(Records from a collection)
-- -- --

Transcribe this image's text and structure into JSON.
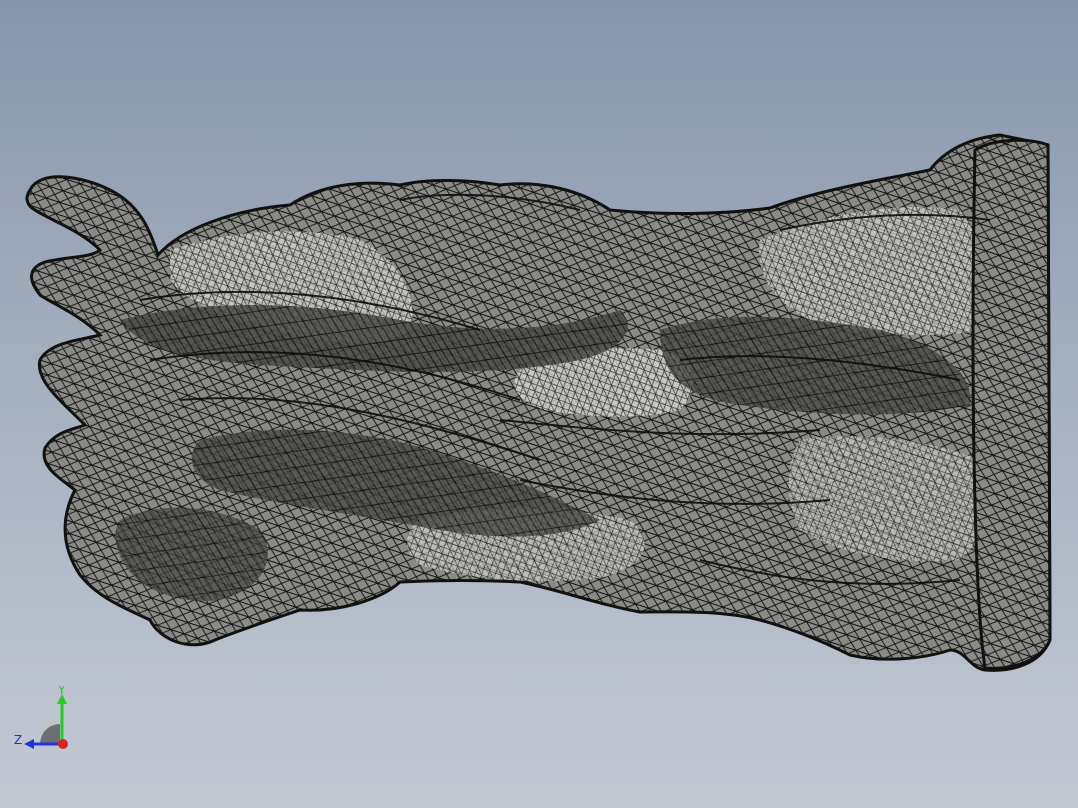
{
  "viewport": {
    "background_top": "#8796ab",
    "background_bottom": "#c3c9d3"
  },
  "model": {
    "render_mode": "shaded-with-edges",
    "fill_color": "#6e6e6e",
    "edge_color": "#111111",
    "highlight_color": "#e8e8e2"
  },
  "triad": {
    "y_label": "Y",
    "z_label": "Z",
    "y_color": "#22cc22",
    "z_color": "#2233dd",
    "x_color": "#dd2222"
  }
}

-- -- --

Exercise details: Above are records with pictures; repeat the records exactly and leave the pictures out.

Reply to the exercise:
Transcribe this image's text and structure into JSON.
{
  "viewport": {
    "background_top": "#8796ab",
    "background_bottom": "#c3c9d3"
  },
  "model": {
    "render_mode": "shaded-with-edges",
    "fill_color": "#6e6e6e",
    "edge_color": "#111111",
    "highlight_color": "#e8e8e2"
  },
  "triad": {
    "y_label": "Y",
    "z_label": "Z",
    "y_color": "#22cc22",
    "z_color": "#2233dd",
    "x_color": "#dd2222"
  }
}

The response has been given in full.